First to arrive were this Pork Offal and Pickled Cabbage Soup and the Three Way Crispy Salad (Yum Sam Krob). The soup boast a fine balance between delicately poached offal and light pickled and very crunchy cabbage. Stems of spring onions and celery leaves took away the fowl smell of the offal, while the fried garlic oil added distinctively pleasing aroma to the dish. The salad of crispy fish maws, deep fried dried squid and cashew nuts – all crispy and crunchy, hence the title of the dish – was texture perfect but spicy, too spicy for my liking and would have been a lot nicer with a touch more of acidity.

Next up was my palate cooler stir-fry of Young Coconut Tips with Prawns. The sweet and crunchy young coconut tips went well with the prawns, sliced carrots and spring onions in a light soy-based tapioca flour sauce, a nice way to extinguish the heat of the salad.

Then, yes, the one that once swam in the river! My first main course of Steamed Sea Bass in Pickled Plum Sauce (Kra Phong Neung Chae Buay) was gorgeous. The fish, swimmingly fresh and perfectly steamed, soaked up all the goodness, the sour and salty flavours of the pickled plums, while the dried shitake mushrooms, pork loins, and pickled bamboo shoots steamed together with the fish provided not just contrasting texture but the depth of flavours. There was a mild heat from the chilli and the fresh herbal burst from the celery. This was just too good to be true.

As I was feeding myself to ecstasy, the Grilled River Prawns arrived. They were monstrously big, unhealthily packed with the shrimp oil. It was such a dilemma, to eat a lot or not! There was no extra added to this dish, just the raw beauty of the prawns cooked with modesty on a charcoal grill allowing the natural sweetness of the prawns to shine through. I slowly peeled the voluptuous  meat off the shell and dipped it in the sour and spicy sauce made from green bird’s eye chili, garlic and lime juice. The contrast of sweetness and tanginess was heavenly. Then, the shrimp oil, my ultimate guilty pleasure, mixing it with rice, eating it, licking it off the spoon. I seriously couldn’t have enough of this. And, did I not mention, the prawns were so big there was a lot of meat packed in their very slim-looking claws, too?

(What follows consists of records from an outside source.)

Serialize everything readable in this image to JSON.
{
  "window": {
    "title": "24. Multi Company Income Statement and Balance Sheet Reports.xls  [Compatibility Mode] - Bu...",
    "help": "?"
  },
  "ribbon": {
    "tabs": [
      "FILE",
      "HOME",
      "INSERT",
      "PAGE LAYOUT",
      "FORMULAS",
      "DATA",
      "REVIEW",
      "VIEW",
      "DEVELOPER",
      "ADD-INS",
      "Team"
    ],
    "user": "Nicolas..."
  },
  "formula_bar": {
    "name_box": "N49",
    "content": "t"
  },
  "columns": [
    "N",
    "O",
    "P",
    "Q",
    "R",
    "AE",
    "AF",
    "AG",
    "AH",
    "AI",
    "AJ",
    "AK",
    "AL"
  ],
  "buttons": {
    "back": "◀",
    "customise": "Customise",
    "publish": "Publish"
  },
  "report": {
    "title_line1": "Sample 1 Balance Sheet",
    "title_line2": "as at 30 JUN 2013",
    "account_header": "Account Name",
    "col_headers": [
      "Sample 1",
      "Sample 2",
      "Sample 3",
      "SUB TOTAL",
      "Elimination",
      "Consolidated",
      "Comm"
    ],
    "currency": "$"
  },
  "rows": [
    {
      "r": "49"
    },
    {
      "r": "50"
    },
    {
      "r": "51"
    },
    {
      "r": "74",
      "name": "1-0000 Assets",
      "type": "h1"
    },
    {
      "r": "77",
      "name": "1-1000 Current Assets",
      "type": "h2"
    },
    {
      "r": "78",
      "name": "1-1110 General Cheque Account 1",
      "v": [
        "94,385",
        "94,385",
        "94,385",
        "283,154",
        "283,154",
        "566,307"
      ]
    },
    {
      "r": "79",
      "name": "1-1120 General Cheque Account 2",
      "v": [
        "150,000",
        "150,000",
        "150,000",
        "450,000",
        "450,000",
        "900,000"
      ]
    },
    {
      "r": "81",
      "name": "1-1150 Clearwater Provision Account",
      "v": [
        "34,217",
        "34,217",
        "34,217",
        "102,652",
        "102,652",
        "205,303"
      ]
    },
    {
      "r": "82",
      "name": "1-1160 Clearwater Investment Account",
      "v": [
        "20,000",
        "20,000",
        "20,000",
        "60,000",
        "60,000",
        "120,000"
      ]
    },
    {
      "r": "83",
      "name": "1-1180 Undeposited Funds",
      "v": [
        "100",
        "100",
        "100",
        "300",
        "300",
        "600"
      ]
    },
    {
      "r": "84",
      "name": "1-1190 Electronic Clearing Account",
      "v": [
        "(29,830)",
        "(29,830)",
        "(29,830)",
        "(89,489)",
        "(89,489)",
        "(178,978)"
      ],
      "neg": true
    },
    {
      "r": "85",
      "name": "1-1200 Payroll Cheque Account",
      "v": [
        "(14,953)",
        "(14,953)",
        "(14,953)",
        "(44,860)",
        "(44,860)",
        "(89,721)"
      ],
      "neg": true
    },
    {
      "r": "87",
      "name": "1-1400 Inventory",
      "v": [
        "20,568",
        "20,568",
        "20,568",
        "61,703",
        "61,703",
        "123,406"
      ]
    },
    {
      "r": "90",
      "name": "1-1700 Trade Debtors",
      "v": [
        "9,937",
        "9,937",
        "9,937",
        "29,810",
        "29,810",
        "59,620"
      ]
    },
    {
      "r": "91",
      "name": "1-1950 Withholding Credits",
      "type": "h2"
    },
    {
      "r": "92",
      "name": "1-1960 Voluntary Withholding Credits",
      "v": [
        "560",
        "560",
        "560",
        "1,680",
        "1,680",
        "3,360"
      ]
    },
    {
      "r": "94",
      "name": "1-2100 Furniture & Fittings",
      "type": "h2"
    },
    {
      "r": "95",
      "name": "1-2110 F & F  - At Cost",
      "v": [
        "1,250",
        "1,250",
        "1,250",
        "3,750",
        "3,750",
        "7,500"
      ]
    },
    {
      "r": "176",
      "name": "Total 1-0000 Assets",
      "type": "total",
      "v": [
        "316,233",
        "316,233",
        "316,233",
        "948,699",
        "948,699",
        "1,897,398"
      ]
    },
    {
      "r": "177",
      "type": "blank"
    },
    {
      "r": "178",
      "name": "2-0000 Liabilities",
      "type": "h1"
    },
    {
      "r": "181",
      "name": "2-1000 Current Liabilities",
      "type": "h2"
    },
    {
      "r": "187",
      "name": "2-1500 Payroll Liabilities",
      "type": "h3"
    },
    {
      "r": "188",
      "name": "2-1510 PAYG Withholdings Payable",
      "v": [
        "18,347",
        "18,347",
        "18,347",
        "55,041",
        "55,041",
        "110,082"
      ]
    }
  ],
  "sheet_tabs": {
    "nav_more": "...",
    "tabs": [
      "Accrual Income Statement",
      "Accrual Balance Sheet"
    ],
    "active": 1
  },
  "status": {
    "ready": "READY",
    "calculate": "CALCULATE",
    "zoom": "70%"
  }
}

Looking closer …

That’s it and I unwound my appetite with some fruity desserts: Mango and Sticky Rice and Poached Santol in Jasmine Perfumed Syrup. The mango was so ripe that it oozed honey flavour and very, very mellow texture. The saltiness and the creaminess of the coconut milk came in nicely adding dimensions, whilst the sticky rice was brilliantly al dente, with a hint of neutral sweetness, which took away all the o-so-rich flavour of this dish very beautifully.

And I was thinking, that was the best ever. Well, not for long, and as I tucked into the Poached Santol, I just couldn’t help grinning, grinning, grinning and letting out a rather atrocious humming, the sound of self-inflicted pleasure, of eating too much good food in one meal. The santol was soft and sweet, yet retained a hint of natural bitterness of this fruit. The syrup was pleasant to the nose and very sweet. I mixed it with crushed ice and – wow – that was just one freezing delight.

The bill was not shocking, considering how much my parents and I had eaten and could not finish, and came to just under £40 or 2000 Baht. When we were about to leave, at 1pm, the raft got very busy, with a lot of locals hosting a mini banquet and others trying to impress their guests. We hurdled off and headed for Klong Suan 100 Years Old Market for an after-meal stroll, but before that we stopped to marvel at Thailand’s biggest Genesha statue, which interestingly, came in …

Very bright pink   -___-”

Enough said,

My head rating says, “10 out of 10″.

My heart rating says, “10 out of 10″.


293/3 Marupong Road
Chachoengsao 24000

Tel. +663 851 5431 , +663 851 2000